» **Task item**
Copy out all the records exactly.

» **Given records**
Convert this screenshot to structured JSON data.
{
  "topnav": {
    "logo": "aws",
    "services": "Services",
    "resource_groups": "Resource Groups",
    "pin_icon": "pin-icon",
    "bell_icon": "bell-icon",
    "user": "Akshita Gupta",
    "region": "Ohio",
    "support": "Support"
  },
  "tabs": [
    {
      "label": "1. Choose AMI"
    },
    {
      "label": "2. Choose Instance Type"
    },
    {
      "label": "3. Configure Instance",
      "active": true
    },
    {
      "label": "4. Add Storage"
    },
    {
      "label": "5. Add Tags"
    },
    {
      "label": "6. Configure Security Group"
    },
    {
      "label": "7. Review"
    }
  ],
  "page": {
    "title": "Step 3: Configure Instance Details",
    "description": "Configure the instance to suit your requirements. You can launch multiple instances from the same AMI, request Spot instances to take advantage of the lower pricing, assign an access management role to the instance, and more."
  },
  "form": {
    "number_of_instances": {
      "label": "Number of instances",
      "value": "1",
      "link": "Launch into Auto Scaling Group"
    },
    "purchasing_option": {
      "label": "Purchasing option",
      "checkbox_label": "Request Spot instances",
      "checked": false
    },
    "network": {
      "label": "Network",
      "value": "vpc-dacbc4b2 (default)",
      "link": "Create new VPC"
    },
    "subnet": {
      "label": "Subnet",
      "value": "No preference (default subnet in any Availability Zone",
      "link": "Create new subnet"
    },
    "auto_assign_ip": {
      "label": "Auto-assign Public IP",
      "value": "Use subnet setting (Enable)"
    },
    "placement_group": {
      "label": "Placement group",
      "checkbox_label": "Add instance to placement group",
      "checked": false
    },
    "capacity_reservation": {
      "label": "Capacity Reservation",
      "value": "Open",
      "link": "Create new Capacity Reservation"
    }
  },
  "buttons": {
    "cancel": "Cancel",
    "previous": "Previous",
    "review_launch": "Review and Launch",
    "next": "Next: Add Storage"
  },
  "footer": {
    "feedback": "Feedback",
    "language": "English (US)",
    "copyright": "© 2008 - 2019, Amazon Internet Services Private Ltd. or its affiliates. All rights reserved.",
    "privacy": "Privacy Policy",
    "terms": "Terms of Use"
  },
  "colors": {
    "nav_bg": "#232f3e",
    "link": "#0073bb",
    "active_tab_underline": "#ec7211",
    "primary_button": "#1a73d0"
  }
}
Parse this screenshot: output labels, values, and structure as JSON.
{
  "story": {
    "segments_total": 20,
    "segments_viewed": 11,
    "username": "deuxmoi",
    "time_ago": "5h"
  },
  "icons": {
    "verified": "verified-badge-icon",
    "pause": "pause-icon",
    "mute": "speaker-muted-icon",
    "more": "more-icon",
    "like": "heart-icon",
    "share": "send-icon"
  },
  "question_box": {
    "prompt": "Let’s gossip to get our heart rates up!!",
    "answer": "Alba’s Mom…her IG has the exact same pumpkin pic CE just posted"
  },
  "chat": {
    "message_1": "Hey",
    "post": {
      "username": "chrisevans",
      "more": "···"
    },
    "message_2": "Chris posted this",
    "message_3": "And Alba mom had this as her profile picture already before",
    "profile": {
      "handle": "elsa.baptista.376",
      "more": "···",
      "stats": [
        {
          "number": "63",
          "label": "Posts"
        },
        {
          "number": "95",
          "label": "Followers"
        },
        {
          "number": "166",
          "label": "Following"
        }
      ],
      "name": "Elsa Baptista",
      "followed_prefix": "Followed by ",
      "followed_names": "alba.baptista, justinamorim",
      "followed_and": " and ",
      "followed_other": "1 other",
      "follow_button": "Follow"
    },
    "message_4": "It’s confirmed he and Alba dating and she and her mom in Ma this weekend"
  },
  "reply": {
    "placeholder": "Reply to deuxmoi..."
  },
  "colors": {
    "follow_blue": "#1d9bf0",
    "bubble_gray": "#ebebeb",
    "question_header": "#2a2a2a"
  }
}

» **Answer section**
Convert this screenshot to structured JSON data.
{
  "topnav": {
    "logo": "aws",
    "services": "Services",
    "resource_groups": "Resource Groups",
    "pin_icon": "pin-icon",
    "bell_icon": "bell-icon",
    "user": "Akshita Gupta",
    "region": "Ohio",
    "support": "Support"
  },
  "tabs": [
    {
      "label": "1. Choose AMI"
    },
    {
      "label": "2. Choose Instance Type"
    },
    {
      "label": "3. Configure Instance",
      "active": true
    },
    {
      "label": "4. Add Storage"
    },
    {
      "label": "5. Add Tags"
    },
    {
      "label": "6. Configure Security Group"
    },
    {
      "label": "7. Review"
    }
  ],
  "page": {
    "title": "Step 3: Configure Instance Details",
    "description": "Configure the instance to suit your requirements. You can launch multiple instances from the same AMI, request Spot instances to take advantage of the lower pricing, assign an access management role to the instance, and more."
  },
  "form": {
    "number_of_instances": {
      "label": "Number of instances",
      "value": "1",
      "link": "Launch into Auto Scaling Group"
    },
    "purchasing_option": {
      "label": "Purchasing option",
      "checkbox_label": "Request Spot instances",
      "checked": false
    },
    "network": {
      "label": "Network",
      "value": "vpc-dacbc4b2 (default)",
      "link": "Create new VPC"
    },
    "subnet": {
      "label": "Subnet",
      "value": "No preference (default subnet in any Availability Zone",
      "link": "Create new subnet"
    },
    "auto_assign_ip": {
      "label": "Auto-assign Public IP",
      "value": "Use subnet setting (Enable)"
    },
    "placement_group": {
      "label": "Placement group",
      "checkbox_label": "Add instance to placement group",
      "checked": false
    },
    "capacity_reservation": {
      "label": "Capacity Reservation",
      "value": "Open",
      "link": "Create new Capacity Reservation"
    }
  },
  "buttons": {
    "cancel": "Cancel",
    "previous": "Previous",
    "review_launch": "Review and Launch",
    "next": "Next: Add Storage"
  },
  "footer": {
    "feedback": "Feedback",
    "language": "English (US)",
    "copyright": "© 2008 - 2019, Amazon Internet Services Private Ltd. or its affiliates. All rights reserved.",
    "privacy": "Privacy Policy",
    "terms": "Terms of Use"
  },
  "colors": {
    "nav_bg": "#232f3e",
    "link": "#0073bb",
    "active_tab_underline": "#ec7211",
    "primary_button": "#1a73d0"
  }
}
Parse this screenshot: output labels, values, and structure as JSON.
{
  "story": {
    "segments_total": 20,
    "segments_viewed": 11,
    "username": "deuxmoi",
    "time_ago": "5h"
  },
  "icons": {
    "verified": "verified-badge-icon",
    "pause": "pause-icon",
    "mute": "speaker-muted-icon",
    "more": "more-icon",
    "like": "heart-icon",
    "share": "send-icon"
  },
  "question_box": {
    "prompt": "Let’s gossip to get our heart rates up!!",
    "answer": "Alba’s Mom…her IG has the exact same pumpkin pic CE just posted"
  },
  "chat": {
    "message_1": "Hey",
    "post": {
      "username": "chrisevans",
      "more": "···"
    },
    "message_2": "Chris posted this",
    "message_3": "And Alba mom had this as her profile picture already before",
    "profile": {
      "handle": "elsa.baptista.376",
      "more": "···",
      "stats": [
        {
          "number": "63",
          "label": "Posts"
        },
        {
          "number": "95",
          "label": "Followers"
        },
        {
          "number": "166",
          "label": "Following"
        }
      ],
      "name": "Elsa Baptista",
      "followed_prefix": "Followed by ",
      "followed_names": "alba.baptista, justinamorim",
      "followed_and": " and ",
      "followed_other": "1 other",
      "follow_button": "Follow"
    },
    "message_4": "It’s confirmed he and Alba dating and she and her mom in Ma this weekend"
  },
  "reply": {
    "placeholder": "Reply to deuxmoi..."
  },
  "colors": {
    "follow_blue": "#1d9bf0",
    "bubble_gray": "#ebebeb",
    "question_header": "#2a2a2a"
  }
}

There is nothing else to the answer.